Spending on commercial construction projects rose at the fastest pace in 13 years, helping to overcome another drop in homebuilding. Factories ramped up production to fill orders from Europe and Asia that made up for a slowdown in consumer spending. Smaller price increases may be of some comfort to Fed policy makers, who have said inflation is their biggest concern.
``It was a pretty solid rebound,'' Ellen Zentner, an economist at Bank of Tokyo-Mitsubishi UFJ Ltd. in New York, said before the report. ``Exports are rising because world economic growth is racing along and the U.S. dollar is cheap.''
The report is the first for the quarter and will be revised in August and September as more information becomes available. The first quarter's growth rate was the weakest since 2002.
Economists forecast a 3.2 percent gain in second-quarter GDP, according to the median of 85 estimates in a Bloomberg News survey. Projections ranged from 2.2 percent to 4.1 percent.
The report's price index rose at an annual rate of 2.7 percent, down from 4.2 percent in the first quarter.
The Fed's preferred inflation gauge, which is tied to consumer spending and strips out food and energy costs, rose 1.4 percent, down from 2.4 percent. Policy makers including Chairman Ben S. Bernanke have said a 1 percent to 2 percent increase is preferable.
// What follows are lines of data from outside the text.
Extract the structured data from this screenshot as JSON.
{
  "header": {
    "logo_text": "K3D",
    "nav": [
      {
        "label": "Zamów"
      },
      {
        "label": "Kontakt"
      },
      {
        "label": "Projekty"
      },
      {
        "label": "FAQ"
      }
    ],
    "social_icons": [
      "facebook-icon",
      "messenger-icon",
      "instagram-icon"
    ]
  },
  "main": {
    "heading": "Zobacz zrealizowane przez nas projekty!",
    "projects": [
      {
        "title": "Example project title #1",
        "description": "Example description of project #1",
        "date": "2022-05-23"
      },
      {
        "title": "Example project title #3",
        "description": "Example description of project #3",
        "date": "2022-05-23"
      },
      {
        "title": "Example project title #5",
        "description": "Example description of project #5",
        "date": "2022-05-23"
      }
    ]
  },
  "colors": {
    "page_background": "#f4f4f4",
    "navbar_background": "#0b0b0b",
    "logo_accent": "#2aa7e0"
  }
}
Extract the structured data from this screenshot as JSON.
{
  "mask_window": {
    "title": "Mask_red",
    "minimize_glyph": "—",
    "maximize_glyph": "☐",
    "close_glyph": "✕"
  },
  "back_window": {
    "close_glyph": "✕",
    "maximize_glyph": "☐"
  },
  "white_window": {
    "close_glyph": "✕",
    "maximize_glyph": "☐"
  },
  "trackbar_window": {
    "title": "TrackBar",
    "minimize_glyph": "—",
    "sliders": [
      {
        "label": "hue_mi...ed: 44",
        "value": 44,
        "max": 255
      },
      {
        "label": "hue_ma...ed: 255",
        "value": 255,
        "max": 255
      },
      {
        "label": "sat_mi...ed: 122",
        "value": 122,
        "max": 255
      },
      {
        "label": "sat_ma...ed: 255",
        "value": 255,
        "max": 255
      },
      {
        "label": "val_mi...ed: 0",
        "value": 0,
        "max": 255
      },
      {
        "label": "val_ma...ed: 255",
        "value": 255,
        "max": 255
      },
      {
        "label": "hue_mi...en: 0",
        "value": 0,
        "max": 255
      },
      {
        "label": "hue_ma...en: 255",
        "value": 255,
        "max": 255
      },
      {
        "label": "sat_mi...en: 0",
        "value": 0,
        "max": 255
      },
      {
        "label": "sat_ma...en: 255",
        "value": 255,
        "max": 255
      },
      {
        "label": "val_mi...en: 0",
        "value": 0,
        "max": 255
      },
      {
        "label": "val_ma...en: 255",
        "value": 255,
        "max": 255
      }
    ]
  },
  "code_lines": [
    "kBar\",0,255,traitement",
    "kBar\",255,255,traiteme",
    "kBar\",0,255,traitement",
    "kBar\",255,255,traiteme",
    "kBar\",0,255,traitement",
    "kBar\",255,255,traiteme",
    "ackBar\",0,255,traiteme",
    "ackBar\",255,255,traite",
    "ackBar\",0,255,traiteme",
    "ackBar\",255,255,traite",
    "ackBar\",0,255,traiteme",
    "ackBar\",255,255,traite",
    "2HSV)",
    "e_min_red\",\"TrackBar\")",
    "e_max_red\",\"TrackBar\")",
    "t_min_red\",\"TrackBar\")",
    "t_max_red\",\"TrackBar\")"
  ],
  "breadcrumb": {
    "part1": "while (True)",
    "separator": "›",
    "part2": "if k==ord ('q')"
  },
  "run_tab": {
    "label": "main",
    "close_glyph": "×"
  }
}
American consumers, who kept the economic expansion alive in the first three months of the year, were a weak spot last quarter. Consumer spending, which accounts for about 70 percent of the economy, slowed to a 1.3 percent annual pace, the weakest since the last three months of 2005, from 3.7 percent the previous three months.
The slowdown in consumer spending makes it more likely that the second quarter will prove to be the strongest of the year, economists said.
The trade deficit narrowed to an annual pace of $577.9 billion last quarter from $612.1 billion. The smaller gap added 1.2 percent to growth, after subtracting 0.5 percent the prior quarter.
Manufacturers are benefiting from the gain in overseas demand. Eaton Corp., the world's second-largest maker of hydraulic equipment, last week increased its annual profit forecast.
``While the consumer side is a little weaker, there's real strength in the manufacturing side,'' Alexander Cutler, chief executive officer of Eaton, said in a July 16 interview. ``The lower value of the dollar means it's a great time to export from the U.S.''
Business fixed investment, which includes spending on commercial construction as well as equipment and software, rose at an 8.1 percent annual rate, after increasing at a 2.1 percent rate the prior quarter.
Investments in new structures, such as factories, warehouses and office buildings, rose at a 22 percent pace, the most since 1994. Spending on new equipment and software increased at a 2.3 percent pace.
A Commerce report yesterday cast doubt on the strength of business spending on new equipment in coming quarters. Orders for durables goods excluding transportation equipment unexpectedly fell in June.
``There is no momentum entering the third quarter,'' Josh Shapiro, chief U.S. economist at Maria Fiorini Ramirez Inc. in New York, said before the report.
Businesses were still reluctant to expand stockpiles. Companies added to stockpiles at a $3.6 billion annual rate last quarter after a $0.1 billion annualized first-quarter gain. The figures added 0.2 percentage point to growth. Some economists had predicted inventories would add ...